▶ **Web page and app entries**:

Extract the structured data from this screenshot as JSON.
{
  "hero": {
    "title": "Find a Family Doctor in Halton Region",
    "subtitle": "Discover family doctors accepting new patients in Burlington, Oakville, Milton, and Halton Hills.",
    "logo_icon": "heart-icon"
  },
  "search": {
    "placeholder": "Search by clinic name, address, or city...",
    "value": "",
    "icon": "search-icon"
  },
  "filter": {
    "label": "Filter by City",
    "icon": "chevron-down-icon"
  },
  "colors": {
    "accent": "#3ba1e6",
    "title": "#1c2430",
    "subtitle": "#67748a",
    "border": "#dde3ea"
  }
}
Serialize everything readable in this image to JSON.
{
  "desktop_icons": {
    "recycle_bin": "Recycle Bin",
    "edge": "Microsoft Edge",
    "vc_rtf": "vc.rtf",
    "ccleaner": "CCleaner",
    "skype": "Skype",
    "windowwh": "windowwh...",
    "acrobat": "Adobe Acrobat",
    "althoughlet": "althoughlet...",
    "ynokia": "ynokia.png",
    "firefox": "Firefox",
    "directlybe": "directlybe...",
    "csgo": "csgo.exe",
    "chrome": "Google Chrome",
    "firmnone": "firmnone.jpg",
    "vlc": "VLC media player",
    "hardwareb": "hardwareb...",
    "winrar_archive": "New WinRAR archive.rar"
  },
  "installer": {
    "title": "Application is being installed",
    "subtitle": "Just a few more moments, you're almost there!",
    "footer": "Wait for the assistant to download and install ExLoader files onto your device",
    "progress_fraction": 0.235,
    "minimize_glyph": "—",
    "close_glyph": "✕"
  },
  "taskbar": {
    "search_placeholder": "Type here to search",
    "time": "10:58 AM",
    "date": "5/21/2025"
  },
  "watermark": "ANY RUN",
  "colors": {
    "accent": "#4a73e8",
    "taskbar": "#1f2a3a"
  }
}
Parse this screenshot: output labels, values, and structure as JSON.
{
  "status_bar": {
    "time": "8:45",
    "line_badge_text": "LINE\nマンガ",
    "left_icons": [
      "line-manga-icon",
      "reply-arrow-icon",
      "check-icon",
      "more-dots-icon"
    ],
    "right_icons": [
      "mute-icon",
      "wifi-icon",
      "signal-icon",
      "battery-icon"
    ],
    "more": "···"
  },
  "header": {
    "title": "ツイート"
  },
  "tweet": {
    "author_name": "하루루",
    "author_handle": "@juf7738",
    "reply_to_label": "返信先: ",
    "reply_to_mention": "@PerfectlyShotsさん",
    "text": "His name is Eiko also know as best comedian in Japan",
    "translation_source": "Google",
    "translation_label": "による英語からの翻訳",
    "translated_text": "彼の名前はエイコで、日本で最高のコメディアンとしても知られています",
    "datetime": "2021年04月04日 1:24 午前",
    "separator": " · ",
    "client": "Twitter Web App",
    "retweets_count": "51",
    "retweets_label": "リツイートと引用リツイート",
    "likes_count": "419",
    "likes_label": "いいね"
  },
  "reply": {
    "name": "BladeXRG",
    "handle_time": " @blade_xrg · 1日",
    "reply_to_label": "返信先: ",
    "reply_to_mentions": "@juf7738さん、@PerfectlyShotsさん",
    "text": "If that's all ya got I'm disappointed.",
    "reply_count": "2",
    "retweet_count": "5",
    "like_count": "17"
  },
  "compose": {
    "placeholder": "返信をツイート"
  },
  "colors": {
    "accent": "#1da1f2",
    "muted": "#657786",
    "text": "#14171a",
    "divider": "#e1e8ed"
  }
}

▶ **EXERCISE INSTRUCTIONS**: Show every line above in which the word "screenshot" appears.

▶ **RESPONSE TO THE TASK**:
Extract the structured data from this screenshot as JSON.
Parse this screenshot: output labels, values, and structure as JSON.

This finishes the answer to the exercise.